And so it began.
The three participants were responsible for the creation of Temperance’s long-beloved tradition. Each day, the three would introduce their drinks to the public. And each day, the most highly acclaimed drink would be held above the other two. While it was designed to have a winner, there had never been one. Temperance had never allowed there to be.
No one deserved it.
Prissy was simple. Her spices of choice were cinnamon and nutmeg. Her main ingredients were pumpkin and chocolate. She wouldn’t vary and wouldn’t accept suggestions. Loren was the same, though she had a secret spice she adored, one she used in everything regardless of the flavor balance: allspice.
And so the disasters begin.
Oh, Archy? He was hardly worth observing. Blue to Blue could implode on him and he would barely blink. Basic thoughts were difficult for him. He struggled to measure, burned himself more than once, and ended with tears on his lashes. Our Temperance could never be impressed by such ineptitude.
Our patrons were served.
Prissy was inspired by maple leaves–every cup was adorned with one, sometimes two. Loren couldn’t resist the boorish temptation of whipped cream. And Archy tended to pour more coffee on the counter than in its glassware. It was a Fall resembling all Falls before it, with an added non-performer.
But Blue to Blue had to succeed this time.
Temperance knew there was room for improvement, one of them was teachable. They had to be. But as she strained to comment, she lost sight of the shop and had to refrain. She continued judging from her perch, hoping time would be enough. Perhaps one week, two, a month?
The last day of their contest came and with it, snow. Tastes shifted, the patrons made that clear.

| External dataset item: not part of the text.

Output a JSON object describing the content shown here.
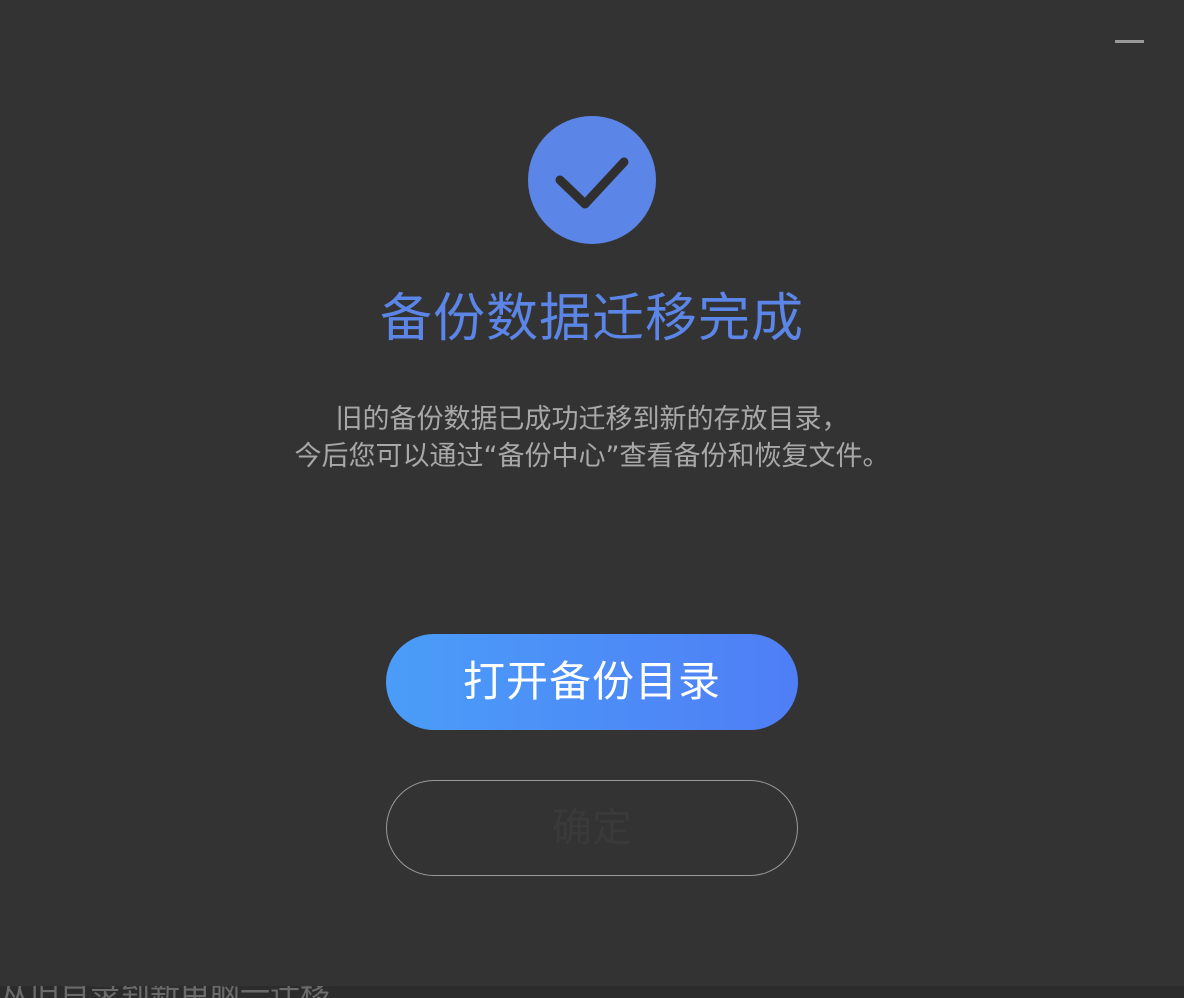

They were wearing winter cravings under their tightly woven scarves, their minds dancing with candy canes over candy corns. And our dear Temperance couldn’t be more distraught. Halloween is no place for holiday drinks! Where were her witches? What of her vampires and monsters? Her brews were legendary, adored by all Gothic folk.
Of that, only one of our participants was aware.
As Prissy sprinkled peppermint on an already thrice sugared mocha, toppling over with whipped cream, Temperance almost lost it. She held her tongue, though her disapproval was painted on her face. With a count of ten breaths, she peeked at Loren. Butter?! Temperance hadn’t seen such a disgrace in all her life as butter in coffee. Despicable! But Loren stirred away, adding cinnamon and maple syrup to her now corrupted espresso. But even worse, the patrons sang a chorus of satisfaction. Had they no qualms? What a ruinous Halloween!
But then there was Archy. In the spirit of our beloved owner, he’d printed the recipe for her Witch’s Brew. With careful measurements, he produced her brew true to form. No whipped cream, no sprinkles, no horrific designs. He placed that licorice coffee on the counter with pride–not one patron drank it. How the witches would turn on their brooms! How they would bite chunks from their cauldrons! How they would-they would–Temperance was sobered.
And as she watched in repugnance at Archy assuming last, she came to realize a bitter truth: times had changed. Gone was the call for unique creations, gone were the days of Halloween flavors, and gone was her prime. Her paint was peeling, her frame was bent, and her mistress had long since left her. Our temptress was now nothing more than a crotchety old voyeur hanging in disrepair.
As she rested up on the wall, high above the patrons who once adored her, Temperance Blue descended from Blue to Black.